When Plants Meet Ants
The research is a spin on the behavior of the pitcher plant, whose cupped leaves become virtually frictionless surfaces after a rain. “Sweet-smelling and elegant, the carnivore attracts ants, spiders, and even little frogs,” Harvard reports in an article. “One by one, they slide to their doom.”
(The Harvard coating was also tested with ants, to the ants’ detriment.)
“The effect is similar to when a car hydroplanes—the tires literally gliding on the water, rather than the road,” says lead author Tak-Sing Wong, a postdoctoral fellow in Aizenberg’s lab. “In the case of the unlucky ants, the oil on the bottom of their feet will not stick to the slippery coating on the plant.
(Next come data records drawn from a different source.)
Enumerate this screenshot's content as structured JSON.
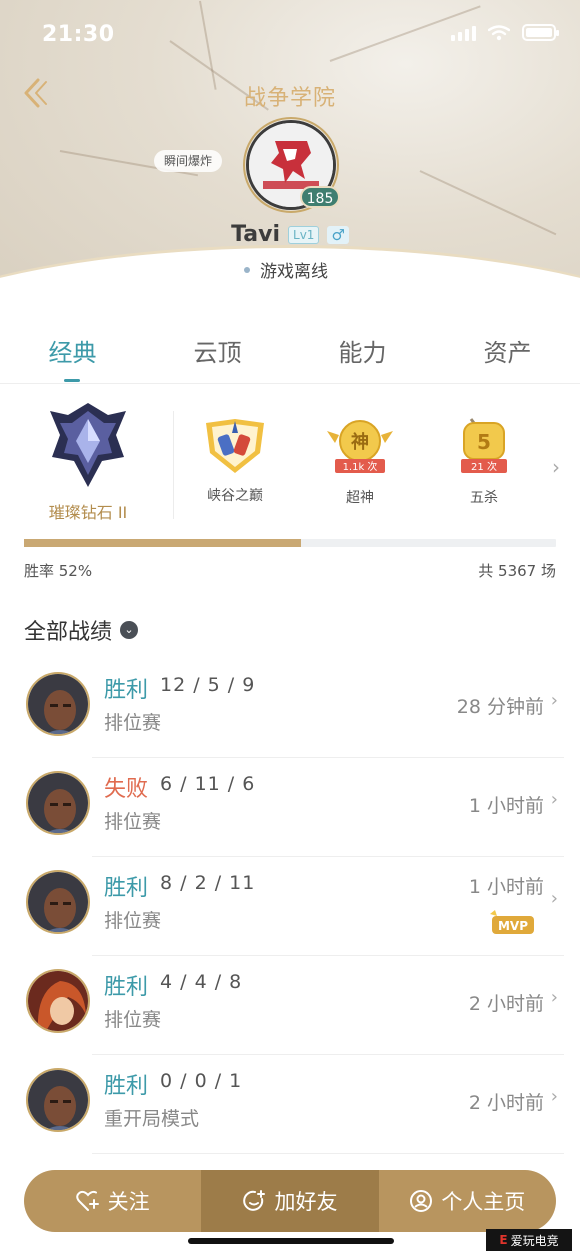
{
  "status_bar": {
    "time": "21:30"
  },
  "header": {
    "school": "战争学院",
    "status_tag": "瞬间爆炸",
    "avatar_level": "185",
    "name": "Tavi",
    "lv_badge": "Lv1",
    "gender_symbol": "♂",
    "presence": "游戏离线"
  },
  "tabs": [
    {
      "label": "经典",
      "active": true
    },
    {
      "label": "云顶",
      "active": false
    },
    {
      "label": "能力",
      "active": false
    },
    {
      "label": "资产",
      "active": false
    }
  ],
  "honors": {
    "rank": "璀璨钻石 II",
    "badges": [
      {
        "label": "峡谷之巅",
        "ribbon": ""
      },
      {
        "label": "超神",
        "emblem": "神",
        "ribbon": "1.1k 次"
      },
      {
        "label": "五杀",
        "emblem": "5",
        "ribbon": "21 次"
      }
    ]
  },
  "stats": {
    "win_rate_label": "胜率 52%",
    "win_rate": 0.52,
    "total_label": "共 5367 场"
  },
  "section_title": "全部战绩",
  "matches": [
    {
      "result": "胜利",
      "outcome": "win",
      "kda": "12 / 5 / 9",
      "mode": "排位赛",
      "time": "28 分钟前",
      "mvp": false,
      "champ": "dark"
    },
    {
      "result": "失败",
      "outcome": "lose",
      "kda": "6 / 11 / 6",
      "mode": "排位赛",
      "time": "1 小时前",
      "mvp": false,
      "champ": "dark"
    },
    {
      "result": "胜利",
      "outcome": "win",
      "kda": "8 / 2 / 11",
      "mode": "排位赛",
      "time": "1 小时前",
      "mvp": true,
      "mvp_label": "MVP",
      "champ": "dark"
    },
    {
      "result": "胜利",
      "outcome": "win",
      "kda": "4 / 4 / 8",
      "mode": "排位赛",
      "time": "2 小时前",
      "mvp": false,
      "champ": "red"
    },
    {
      "result": "胜利",
      "outcome": "win",
      "kda": "0 / 0 / 1",
      "mode": "重开局模式",
      "time": "2 小时前",
      "mvp": false,
      "champ": "dark"
    }
  ],
  "actions": {
    "follow": "关注",
    "add_friend": "加好友",
    "profile": "个人主页"
  },
  "watermark": {
    "brand": "爱玩电竞"
  },
  "colors": {
    "accent": "#3d9aa9",
    "lose": "#e06b4f",
    "gold": "#c9a873"
  }
}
It’s like oil floating on the surface of a puddle.”
Researchers say the effect persists even under extreme conditions: in high pressures (as much as 675 atmospheres, equivalent to seven kilometers under the sea), humidity and colder temperatures. In outdoor testing conducted after a snowstorm, SLIPS withstood the freezing temperatures and even repelled ice, they said.
Image: Peter Allen and James C. Weaver
|A Harvard illustration shows one step in the process of manufacturing slippery liquid-infused porous surfaces (SLIPS).|
“The versatility of SLIPS, their robustness and unique ability to self-heal, makes it possible to design these surfaces for use almost anywhere, even under extreme temperature and pressure conditions,” says Aizenberg. “It potentially opens up applications in harsh environments, such as polar or deep-sea exploration, where no satisfactory solutions exist at present.”